All looked ready to carry on with recapping a century’s worth of overarching stories when October, and a special guest, arrived. I expected Phyllis Wallet, who died in the strip in 2004. Part of Gasoline Alley‘s gimmick has been that the characters age, loosely in real time, which for a long-running strip means even the core characters have to die. Walt Wallet’s been spared, I imagine for reasonable sentimental reasons. But it does mean if you pay attention, he’s 118 years old. There’s two people in history who lived demonstrably longer than him. Moving Walt to the Old Comics Home seems like a natural way to avoid having to bring up his age without killing off the last of the comic strip’s original characters. Reuniting Walt with Phyllis and letting them stay together would make so much sense. It might yet be done.
But it wasn’t done this month. The guest was one Mrs Peggy Lee. Whom the strip tells us is a real person. That she’s drawn in a much-more-realistic style than any other character suggested this. And why Peggy Lee? Says the strip, she also turned 100 years old this year. This opens the door to a couple weeks of old-age jokes (“I knew I was getting old when it took me longer to recover than it did to tire me out!”). And why Peggy Lee as opposed to any other centenarian? Apparently she’s been a fan of the strip her whole life, and Jim Scancarelli came to know that. Well, that’s sweet.
And that’s what’s been happening. The Sunday strips have kept on being spot jokes. They don’t fill out any particular story, but do keep the other characters in the comic. I assume the comic is going to continue celebrating its centennial. That will come, barring catastrophe, the 24th of November, or just short of six weeks from now. It seems likely to me that Scancarelli’s already completed the centennial strip. Wow.

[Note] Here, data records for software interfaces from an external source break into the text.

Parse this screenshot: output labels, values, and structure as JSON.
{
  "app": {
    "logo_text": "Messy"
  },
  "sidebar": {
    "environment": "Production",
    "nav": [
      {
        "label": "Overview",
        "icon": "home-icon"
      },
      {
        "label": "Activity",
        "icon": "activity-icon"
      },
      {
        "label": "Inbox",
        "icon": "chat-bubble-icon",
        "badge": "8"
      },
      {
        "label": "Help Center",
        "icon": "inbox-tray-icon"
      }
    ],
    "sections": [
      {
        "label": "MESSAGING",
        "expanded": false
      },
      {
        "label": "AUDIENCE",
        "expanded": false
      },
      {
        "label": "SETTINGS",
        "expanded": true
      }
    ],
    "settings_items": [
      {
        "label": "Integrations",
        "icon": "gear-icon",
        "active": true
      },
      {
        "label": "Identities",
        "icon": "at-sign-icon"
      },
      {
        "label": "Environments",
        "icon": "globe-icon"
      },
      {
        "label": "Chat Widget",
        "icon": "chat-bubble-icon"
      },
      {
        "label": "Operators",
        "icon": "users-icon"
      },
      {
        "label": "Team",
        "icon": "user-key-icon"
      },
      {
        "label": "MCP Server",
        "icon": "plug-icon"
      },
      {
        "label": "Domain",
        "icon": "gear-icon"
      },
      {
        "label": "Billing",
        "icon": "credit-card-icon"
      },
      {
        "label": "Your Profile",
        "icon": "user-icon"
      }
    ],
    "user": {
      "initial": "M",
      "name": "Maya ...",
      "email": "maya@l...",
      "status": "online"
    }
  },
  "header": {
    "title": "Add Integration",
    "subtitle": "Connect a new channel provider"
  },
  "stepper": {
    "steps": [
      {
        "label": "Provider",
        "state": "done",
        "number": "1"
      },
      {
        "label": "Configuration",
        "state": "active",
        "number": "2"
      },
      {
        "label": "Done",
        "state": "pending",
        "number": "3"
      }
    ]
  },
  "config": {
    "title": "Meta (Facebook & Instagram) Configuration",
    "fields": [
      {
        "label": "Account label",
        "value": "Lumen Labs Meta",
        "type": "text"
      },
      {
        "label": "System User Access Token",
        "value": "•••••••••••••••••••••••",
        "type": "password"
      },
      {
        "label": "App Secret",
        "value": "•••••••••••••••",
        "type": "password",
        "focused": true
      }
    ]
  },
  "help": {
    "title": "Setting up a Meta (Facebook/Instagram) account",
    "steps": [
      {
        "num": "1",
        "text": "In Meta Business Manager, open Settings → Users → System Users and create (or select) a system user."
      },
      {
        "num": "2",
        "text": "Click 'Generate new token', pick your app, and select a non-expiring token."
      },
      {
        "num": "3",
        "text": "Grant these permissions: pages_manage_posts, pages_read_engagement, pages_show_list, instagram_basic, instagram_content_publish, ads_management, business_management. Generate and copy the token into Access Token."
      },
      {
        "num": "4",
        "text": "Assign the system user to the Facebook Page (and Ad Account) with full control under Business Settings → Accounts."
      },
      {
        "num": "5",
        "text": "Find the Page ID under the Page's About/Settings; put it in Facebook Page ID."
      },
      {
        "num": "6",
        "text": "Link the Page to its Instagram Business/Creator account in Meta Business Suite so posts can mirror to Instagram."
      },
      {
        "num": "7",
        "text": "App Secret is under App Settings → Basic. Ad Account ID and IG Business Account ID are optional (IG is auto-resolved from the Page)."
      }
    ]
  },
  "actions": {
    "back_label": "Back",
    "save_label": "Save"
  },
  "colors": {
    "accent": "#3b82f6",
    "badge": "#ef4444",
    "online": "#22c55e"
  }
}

Gasoline Alley is the oldest (American) syndicated comic strip that’s still in production. (The Katzenjammer Kids lapsed into eternal reruns long ago, and I have no idea if it’s still offered to any newspapers anywhere or if it’s just posted to Comics Kingdom.) There are a few others that should join it soon, though. Ripley’s Believe It Or Not (if you count it as a comic strip) first appeared the 19th of December, 1918. Barney Google first appeared the 17th of June, 1919. Popeye first appeared, as Thimble Theatre, on the 19th of December, 1919, and it at least still has new Sunday strips. (Popeye himself didn’t join the strip until 1929.) I suspect none of them figure to do an anniversary celebration like this.
Mexico! Mysterious artefacts in the Yucatan! The strange and wonderful wildlife of Central America that we somehow haven’t killed yet! Yes, this storyline is still going on in James Allen’s Mark Trail, but never fear! I’ll catch you up!